**Task details**
Set down the full listing below word for word; pictures stay out of the copy.

[Data extract — start]

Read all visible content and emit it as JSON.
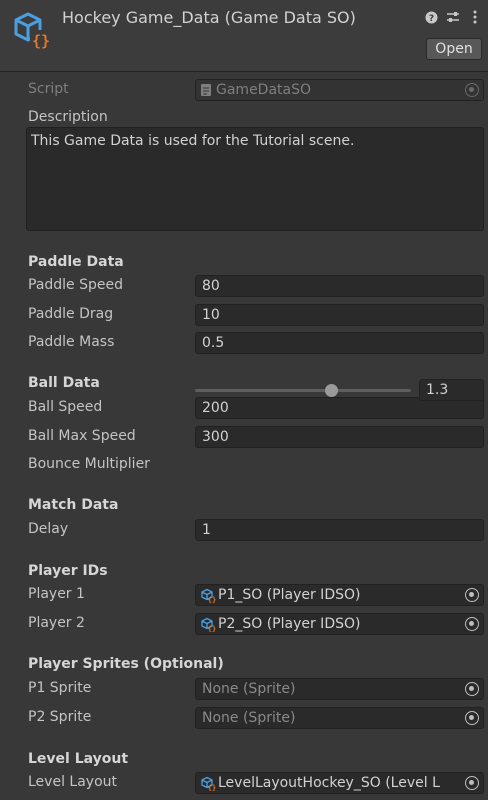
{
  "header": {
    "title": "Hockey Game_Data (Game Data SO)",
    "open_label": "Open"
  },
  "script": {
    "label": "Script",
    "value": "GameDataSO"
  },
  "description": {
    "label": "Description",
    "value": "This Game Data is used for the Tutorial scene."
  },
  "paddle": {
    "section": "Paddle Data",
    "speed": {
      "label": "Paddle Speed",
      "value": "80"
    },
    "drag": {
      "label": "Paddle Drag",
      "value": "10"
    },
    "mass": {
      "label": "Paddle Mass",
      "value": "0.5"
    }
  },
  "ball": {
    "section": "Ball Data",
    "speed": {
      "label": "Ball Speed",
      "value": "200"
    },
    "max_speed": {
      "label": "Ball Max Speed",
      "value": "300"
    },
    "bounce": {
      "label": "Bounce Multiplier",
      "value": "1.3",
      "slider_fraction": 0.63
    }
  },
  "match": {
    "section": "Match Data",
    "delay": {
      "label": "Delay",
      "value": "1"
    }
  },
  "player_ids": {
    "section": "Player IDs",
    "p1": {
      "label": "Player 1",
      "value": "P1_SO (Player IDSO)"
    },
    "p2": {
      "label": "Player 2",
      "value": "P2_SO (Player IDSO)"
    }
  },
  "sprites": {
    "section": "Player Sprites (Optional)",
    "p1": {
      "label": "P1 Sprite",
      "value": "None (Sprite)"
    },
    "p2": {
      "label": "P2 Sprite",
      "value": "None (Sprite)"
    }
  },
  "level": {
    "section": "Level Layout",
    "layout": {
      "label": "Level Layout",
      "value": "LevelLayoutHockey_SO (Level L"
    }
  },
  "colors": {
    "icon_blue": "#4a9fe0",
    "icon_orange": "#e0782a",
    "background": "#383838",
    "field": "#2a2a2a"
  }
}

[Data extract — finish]

**Answer section**
Read all visible content and emit it as JSON.
{
  "header": {
    "title": "Hockey Game_Data (Game Data SO)",
    "open_label": "Open"
  },
  "script": {
    "label": "Script",
    "value": "GameDataSO"
  },
  "description": {
    "label": "Description",
    "value": "This Game Data is used for the Tutorial scene."
  },
  "paddle": {
    "section": "Paddle Data",
    "speed": {
      "label": "Paddle Speed",
      "value": "80"
    },
    "drag": {
      "label": "Paddle Drag",
      "value": "10"
    },
    "mass": {
      "label": "Paddle Mass",
      "value": "0.5"
    }
  },
  "ball": {
    "section": "Ball Data",
    "speed": {
      "label": "Ball Speed",
      "value": "200"
    },
    "max_speed": {
      "label": "Ball Max Speed",
      "value": "300"
    },
    "bounce": {
      "label": "Bounce Multiplier",
      "value": "1.3",
      "slider_fraction": 0.63
    }
  },
  "match": {
    "section": "Match Data",
    "delay": {
      "label": "Delay",
      "value": "1"
    }
  },
  "player_ids": {
    "section": "Player IDs",
    "p1": {
      "label": "Player 1",
      "value": "P1_SO (Player IDSO)"
    },
    "p2": {
      "label": "Player 2",
      "value": "P2_SO (Player IDSO)"
    }
  },
  "sprites": {
    "section": "Player Sprites (Optional)",
    "p1": {
      "label": "P1 Sprite",
      "value": "None (Sprite)"
    },
    "p2": {
      "label": "P2 Sprite",
      "value": "None (Sprite)"
    }
  },
  "level": {
    "section": "Level Layout",
    "layout": {
      "label": "Level Layout",
      "value": "LevelLayoutHockey_SO (Level L"
    }
  },
  "colors": {
    "icon_blue": "#4a9fe0",
    "icon_orange": "#e0782a",
    "background": "#383838",
    "field": "#2a2a2a"
  }
}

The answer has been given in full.